• **WHAT THE EXERCISE ASKS**: Could you return the data that follows exactly, minus the images?
── DATA SUPPLIED ──
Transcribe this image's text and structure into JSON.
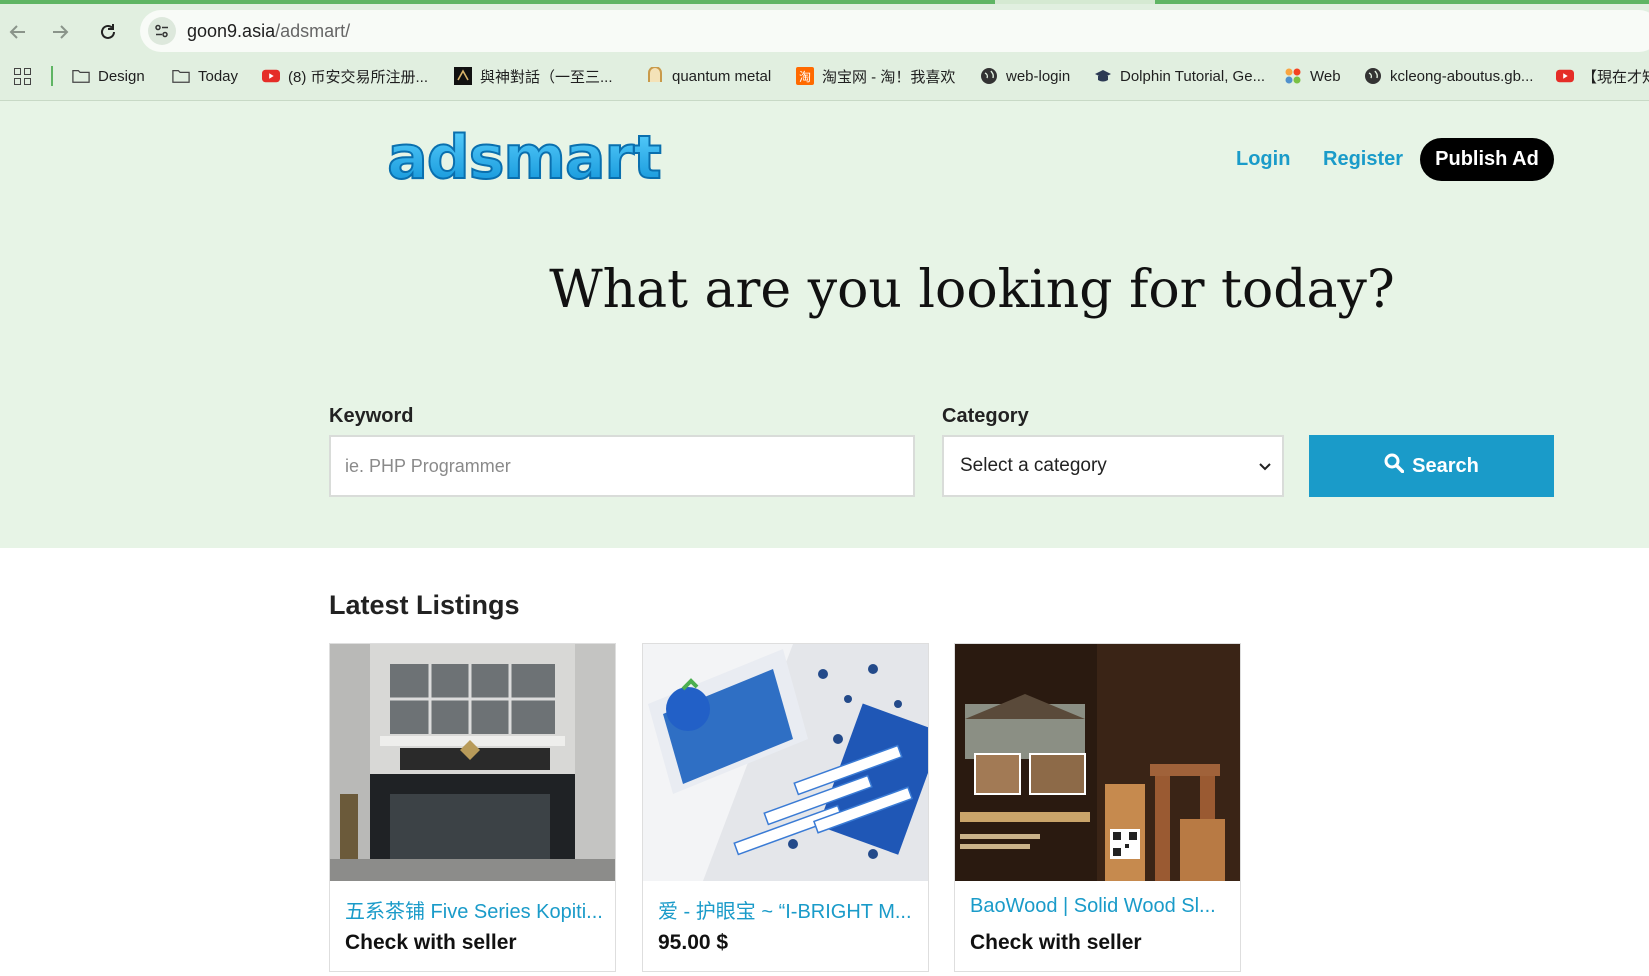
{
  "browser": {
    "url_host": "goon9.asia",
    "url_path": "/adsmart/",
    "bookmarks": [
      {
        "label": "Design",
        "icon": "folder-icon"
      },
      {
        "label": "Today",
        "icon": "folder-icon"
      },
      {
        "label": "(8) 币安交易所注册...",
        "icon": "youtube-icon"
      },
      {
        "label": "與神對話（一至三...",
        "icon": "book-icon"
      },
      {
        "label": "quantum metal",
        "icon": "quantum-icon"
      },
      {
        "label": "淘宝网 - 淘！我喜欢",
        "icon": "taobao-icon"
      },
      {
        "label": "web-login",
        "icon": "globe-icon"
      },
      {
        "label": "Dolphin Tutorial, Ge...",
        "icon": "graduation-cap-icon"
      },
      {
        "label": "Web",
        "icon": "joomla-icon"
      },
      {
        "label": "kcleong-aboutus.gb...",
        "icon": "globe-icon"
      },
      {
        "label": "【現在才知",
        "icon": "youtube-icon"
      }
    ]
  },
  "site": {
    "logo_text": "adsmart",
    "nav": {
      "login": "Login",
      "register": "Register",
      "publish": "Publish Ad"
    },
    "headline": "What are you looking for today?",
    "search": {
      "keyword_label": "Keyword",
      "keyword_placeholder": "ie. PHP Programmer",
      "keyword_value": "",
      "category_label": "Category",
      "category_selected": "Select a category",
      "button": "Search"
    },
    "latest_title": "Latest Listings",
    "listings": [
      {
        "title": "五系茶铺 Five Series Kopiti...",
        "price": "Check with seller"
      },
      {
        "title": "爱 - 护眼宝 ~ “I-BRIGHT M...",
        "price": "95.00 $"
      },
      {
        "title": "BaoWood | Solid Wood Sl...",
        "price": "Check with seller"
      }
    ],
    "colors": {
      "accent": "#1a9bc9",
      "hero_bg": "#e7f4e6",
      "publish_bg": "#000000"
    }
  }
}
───
• **WRITTEN RESPONSE**:
Transcribe this image's text and structure into JSON.
{
  "browser": {
    "url_host": "goon9.asia",
    "url_path": "/adsmart/",
    "bookmarks": [
      {
        "label": "Design",
        "icon": "folder-icon"
      },
      {
        "label": "Today",
        "icon": "folder-icon"
      },
      {
        "label": "(8) 币安交易所注册...",
        "icon": "youtube-icon"
      },
      {
        "label": "與神對話（一至三...",
        "icon": "book-icon"
      },
      {
        "label": "quantum metal",
        "icon": "quantum-icon"
      },
      {
        "label": "淘宝网 - 淘！我喜欢",
        "icon": "taobao-icon"
      },
      {
        "label": "web-login",
        "icon": "globe-icon"
      },
      {
        "label": "Dolphin Tutorial, Ge...",
        "icon": "graduation-cap-icon"
      },
      {
        "label": "Web",
        "icon": "joomla-icon"
      },
      {
        "label": "kcleong-aboutus.gb...",
        "icon": "globe-icon"
      },
      {
        "label": "【現在才知",
        "icon": "youtube-icon"
      }
    ]
  },
  "site": {
    "logo_text": "adsmart",
    "nav": {
      "login": "Login",
      "register": "Register",
      "publish": "Publish Ad"
    },
    "headline": "What are you looking for today?",
    "search": {
      "keyword_label": "Keyword",
      "keyword_placeholder": "ie. PHP Programmer",
      "keyword_value": "",
      "category_label": "Category",
      "category_selected": "Select a category",
      "button": "Search"
    },
    "latest_title": "Latest Listings",
    "listings": [
      {
        "title": "五系茶铺 Five Series Kopiti...",
        "price": "Check with seller"
      },
      {
        "title": "爱 - 护眼宝 ~ “I-BRIGHT M...",
        "price": "95.00 $"
      },
      {
        "title": "BaoWood | Solid Wood Sl...",
        "price": "Check with seller"
      }
    ],
    "colors": {
      "accent": "#1a9bc9",
      "hero_bg": "#e7f4e6",
      "publish_bg": "#000000"
    }
  }
}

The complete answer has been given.